**What this task involves**: The records that follow are to be reproduced exactly. Any pictures in them are left out.

--------------------------------------------------

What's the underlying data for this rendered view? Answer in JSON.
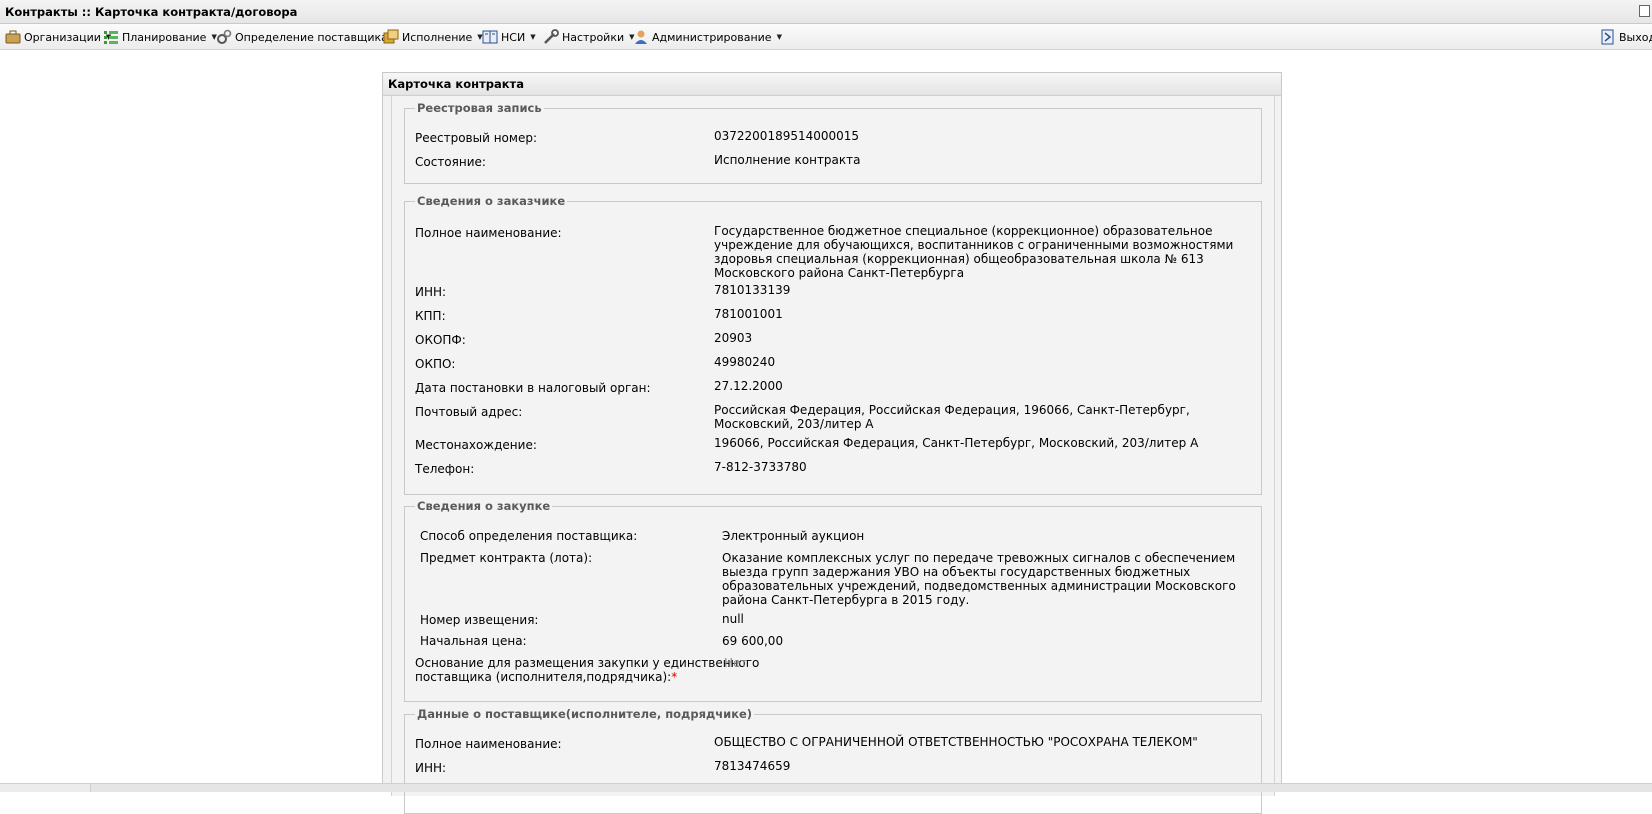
{
  "window": {
    "title": "Контракты :: Карточка контракта/договора"
  },
  "menu": {
    "items": [
      {
        "label": "Организации",
        "icon": "organizations-icon"
      },
      {
        "label": "Планирование",
        "icon": "planning-icon"
      },
      {
        "label": "Определение поставщика",
        "icon": "gears-icon"
      },
      {
        "label": "Исполнение",
        "icon": "execution-icon"
      },
      {
        "label": "НСИ",
        "icon": "book-icon"
      },
      {
        "label": "Настройки",
        "icon": "wrench-icon"
      },
      {
        "label": "Администрирование",
        "icon": "user-icon"
      }
    ],
    "exit_label": "Выход"
  },
  "card": {
    "title": "Карточка контракта",
    "registry": {
      "legend": "Реестровая запись",
      "rows": [
        {
          "label": "Реестровый номер:",
          "value": "0372200189514000015"
        },
        {
          "label": "Состояние:",
          "value": "Исполнение контракта"
        }
      ]
    },
    "customer": {
      "legend": "Сведения о заказчике",
      "rows": [
        {
          "label": "Полное наименование:",
          "value": "Государственное бюджетное специальное (коррекционное) образовательное учреждение для обучающихся, воспитанников с ограниченными возможностями здоровья специальная (коррекционная) общеобразовательная школа № 613 Московского района Санкт-Петербурга"
        },
        {
          "label": "ИНН:",
          "value": "7810133139"
        },
        {
          "label": "КПП:",
          "value": "781001001"
        },
        {
          "label": "ОКОПФ:",
          "value": "20903"
        },
        {
          "label": "ОКПО:",
          "value": "49980240"
        },
        {
          "label": "Дата постановки в налоговый орган:",
          "value": "27.12.2000"
        },
        {
          "label": "Почтовый адрес:",
          "value": "Российская Федерация, Российская Федерация, 196066, Санкт-Петербург, Московский, 203/литер А"
        },
        {
          "label": "Местонахождение:",
          "value": "196066, Российская Федерация, Санкт-Петербург, Московский, 203/литер А"
        },
        {
          "label": "Телефон:",
          "value": "7-812-3733780"
        }
      ]
    },
    "purchase": {
      "legend": "Сведения о закупке",
      "rows": [
        {
          "label": "Способ определения поставщика:",
          "value": "Электронный аукцион"
        },
        {
          "label": "Предмет контракта (лота):",
          "value": "Оказание комплексных услуг по передаче тревожных сигналов с обеспечением выезда групп задержания УВО на объекты государственных бюджетных образовательных учреждений, подведомственных администрации Московского района Санкт-Петербурга в 2015 году."
        },
        {
          "label": "Номер извещения:",
          "value": "null"
        },
        {
          "label": "Начальная цена:",
          "value": "69 600,00"
        }
      ],
      "sole_supplier": {
        "label_line1": "Основание для размещения закупки у единственного",
        "label_line2": "поставщика (исполнителя,подрядчика):",
        "required_mark": "*",
        "value": "Нет"
      }
    },
    "supplier": {
      "legend": "Данные о поставщике(исполнителе, подрядчике)",
      "rows": [
        {
          "label": "Полное наименование:",
          "value": "ОБЩЕСТВО С ОГРАНИЧЕННОЙ ОТВЕТСТВЕННОСТЬЮ \"РОСОХРАНА ТЕЛЕКОМ\""
        },
        {
          "label": "ИНН:",
          "value": "7813474659"
        }
      ]
    }
  }
}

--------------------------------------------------

**Response**:
What's the underlying data for this rendered view? Answer in JSON.
{
  "window": {
    "title": "Контракты :: Карточка контракта/договора"
  },
  "menu": {
    "items": [
      {
        "label": "Организации",
        "icon": "organizations-icon"
      },
      {
        "label": "Планирование",
        "icon": "planning-icon"
      },
      {
        "label": "Определение поставщика",
        "icon": "gears-icon"
      },
      {
        "label": "Исполнение",
        "icon": "execution-icon"
      },
      {
        "label": "НСИ",
        "icon": "book-icon"
      },
      {
        "label": "Настройки",
        "icon": "wrench-icon"
      },
      {
        "label": "Администрирование",
        "icon": "user-icon"
      }
    ],
    "exit_label": "Выход"
  },
  "card": {
    "title": "Карточка контракта",
    "registry": {
      "legend": "Реестровая запись",
      "rows": [
        {
          "label": "Реестровый номер:",
          "value": "0372200189514000015"
        },
        {
          "label": "Состояние:",
          "value": "Исполнение контракта"
        }
      ]
    },
    "customer": {
      "legend": "Сведения о заказчике",
      "rows": [
        {
          "label": "Полное наименование:",
          "value": "Государственное бюджетное специальное (коррекционное) образовательное учреждение для обучающихся, воспитанников с ограниченными возможностями здоровья специальная (коррекционная) общеобразовательная школа № 613 Московского района Санкт-Петербурга"
        },
        {
          "label": "ИНН:",
          "value": "7810133139"
        },
        {
          "label": "КПП:",
          "value": "781001001"
        },
        {
          "label": "ОКОПФ:",
          "value": "20903"
        },
        {
          "label": "ОКПО:",
          "value": "49980240"
        },
        {
          "label": "Дата постановки в налоговый орган:",
          "value": "27.12.2000"
        },
        {
          "label": "Почтовый адрес:",
          "value": "Российская Федерация, Российская Федерация, 196066, Санкт-Петербург, Московский, 203/литер А"
        },
        {
          "label": "Местонахождение:",
          "value": "196066, Российская Федерация, Санкт-Петербург, Московский, 203/литер А"
        },
        {
          "label": "Телефон:",
          "value": "7-812-3733780"
        }
      ]
    },
    "purchase": {
      "legend": "Сведения о закупке",
      "rows": [
        {
          "label": "Способ определения поставщика:",
          "value": "Электронный аукцион"
        },
        {
          "label": "Предмет контракта (лота):",
          "value": "Оказание комплексных услуг по передаче тревожных сигналов с обеспечением выезда групп задержания УВО на объекты государственных бюджетных образовательных учреждений, подведомственных администрации Московского района Санкт-Петербурга в 2015 году."
        },
        {
          "label": "Номер извещения:",
          "value": "null"
        },
        {
          "label": "Начальная цена:",
          "value": "69 600,00"
        }
      ],
      "sole_supplier": {
        "label_line1": "Основание для размещения закупки у единственного",
        "label_line2": "поставщика (исполнителя,подрядчика):",
        "required_mark": "*",
        "value": "Нет"
      }
    },
    "supplier": {
      "legend": "Данные о поставщике(исполнителе, подрядчике)",
      "rows": [
        {
          "label": "Полное наименование:",
          "value": "ОБЩЕСТВО С ОГРАНИЧЕННОЙ ОТВЕТСТВЕННОСТЬЮ \"РОСОХРАНА ТЕЛЕКОМ\""
        },
        {
          "label": "ИНН:",
          "value": "7813474659"
        }
      ]
    }
  }
}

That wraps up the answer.